- How to properly onboard a veteran: What is the proper process to ensure a veteran is brought in to your organization in a proper fashion
- How to retain veterans: What can you do retain your veteran once you hire one?
- Military culture and values: Being in the military is a way of life. Today, less than 1 percent of our nation's population is currently serving. The full Veterans community today is about 8 percent of the US population, and when you include military families, that's a total of 20 percent of our population
- What each branch of the service is responsible for: Army, Air Force, Coast Guard, Navy, Marine Corps
- The different branches of service: Active, Reserve, National Guard—what makes a veteran?
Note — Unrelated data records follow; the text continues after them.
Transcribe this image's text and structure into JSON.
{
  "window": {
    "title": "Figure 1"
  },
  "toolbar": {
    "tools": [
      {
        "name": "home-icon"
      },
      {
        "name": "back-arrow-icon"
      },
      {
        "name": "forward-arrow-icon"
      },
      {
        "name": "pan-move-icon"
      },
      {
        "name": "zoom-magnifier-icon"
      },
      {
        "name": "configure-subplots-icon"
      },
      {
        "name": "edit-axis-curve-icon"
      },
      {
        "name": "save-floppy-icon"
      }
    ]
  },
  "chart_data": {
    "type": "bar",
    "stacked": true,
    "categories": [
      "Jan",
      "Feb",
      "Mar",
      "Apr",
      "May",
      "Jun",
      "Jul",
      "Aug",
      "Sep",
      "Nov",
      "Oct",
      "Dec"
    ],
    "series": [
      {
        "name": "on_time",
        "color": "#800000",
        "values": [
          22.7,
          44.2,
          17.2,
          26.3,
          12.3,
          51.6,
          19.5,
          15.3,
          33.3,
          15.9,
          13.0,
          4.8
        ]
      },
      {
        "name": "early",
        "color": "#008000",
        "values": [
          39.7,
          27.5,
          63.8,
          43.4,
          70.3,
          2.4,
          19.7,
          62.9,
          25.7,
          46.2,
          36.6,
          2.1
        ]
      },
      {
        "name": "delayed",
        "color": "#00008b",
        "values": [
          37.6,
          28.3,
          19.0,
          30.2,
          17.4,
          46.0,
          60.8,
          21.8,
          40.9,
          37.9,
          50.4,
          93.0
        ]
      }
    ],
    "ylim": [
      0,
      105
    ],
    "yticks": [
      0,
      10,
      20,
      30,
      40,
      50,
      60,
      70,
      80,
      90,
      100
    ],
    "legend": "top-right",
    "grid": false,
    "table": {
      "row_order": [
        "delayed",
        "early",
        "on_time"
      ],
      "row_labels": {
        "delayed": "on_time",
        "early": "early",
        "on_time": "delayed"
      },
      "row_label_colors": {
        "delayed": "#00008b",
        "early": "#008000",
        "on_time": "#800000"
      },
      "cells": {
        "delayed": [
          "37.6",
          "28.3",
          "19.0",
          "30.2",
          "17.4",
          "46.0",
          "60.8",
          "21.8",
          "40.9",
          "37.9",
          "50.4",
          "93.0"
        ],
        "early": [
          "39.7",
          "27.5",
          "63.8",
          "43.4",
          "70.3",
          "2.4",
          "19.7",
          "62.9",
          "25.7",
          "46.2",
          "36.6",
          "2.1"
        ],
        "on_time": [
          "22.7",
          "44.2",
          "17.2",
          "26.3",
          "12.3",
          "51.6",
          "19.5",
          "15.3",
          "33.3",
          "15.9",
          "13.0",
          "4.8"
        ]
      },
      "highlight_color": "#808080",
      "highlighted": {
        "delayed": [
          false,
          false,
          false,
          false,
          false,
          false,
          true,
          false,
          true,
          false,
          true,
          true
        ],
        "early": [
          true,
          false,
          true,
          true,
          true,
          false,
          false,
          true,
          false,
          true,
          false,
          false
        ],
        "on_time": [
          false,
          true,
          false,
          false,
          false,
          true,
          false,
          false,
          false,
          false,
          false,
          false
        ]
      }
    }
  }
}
- The different ranks and grades: What separates an enlisted from an officer? How do you recognize the rank and grade associated?
- How to recognize varying job titles and positions: What is an Airman, Commander or a Platoon Leader?
- How to educate recruiters on unfamiliar terms: Deployment, DD214, MOS, NCO, JMO
What Veterans Bring to the Table
- Attention to detail: Forgetting details can lead to more than financial burden, veterans are accustom to detail pertaining to saving lives
- Leadership traits: Second to none
- Performance/balance under pressure: When the going gets tough, veterans become tougher and no corporate role can match that
- Accustom to/welcome diversity: Veterans are groomed to work well with all walks of life -- stateside or overseas
- Integrity: Veterans are trained to do the right thing, even when not being watched
- Process oriented: When it comes to rules and regulations, a veteran is trained to execute with precision
- Proactive: You never have to ask a veteran twice
- Creative thinking: Veterans may be disciplined, but thinking outside the box under pressure is mission-critical
- Professionalism: Customs & courtesies tied with etiquette are skills that will not go unnoticed in a well-trained veteran
- OFCCP Audit: There are benchmarks for hiring veterans that your company must meet when dealing with the Federal Government, and more companies are involved than one may think. Failing to meet these standards can lead to monetary penalties, public scrutiny and possible program cessation in extreme scenarios.
- The Returning Heroes Tax Credit: Tax credit that will provide an incentive for businesses to hire unemployed veterans.
- Short-term unemployed: A new credit of 40 percent of the first $6,000 of wages (up to $2,400) for employers who hire veterans who have been unemployed at least 4 weeks.
- Long-term unemployed: A new credit of 40 percent of the first $14,000 of wages (up to $5,600) for employers who hire veterans who have been unemployed longer than 6 months.
- The Wounded Warrior Tax Credit: This tax credit will double the existing tax credit for long-term unemployed veterans with service-connected disabilities.
- Maintain the existing Work Opportunity Tax Credit for veterans with service-connected disabilities (currently the maximum is $4,800).
- A new credit of 40 percent of the first $24,000 of wages (up to $9,600) for firms that hire veterans with service-connected disabilities who have been unemployed longer than 6 months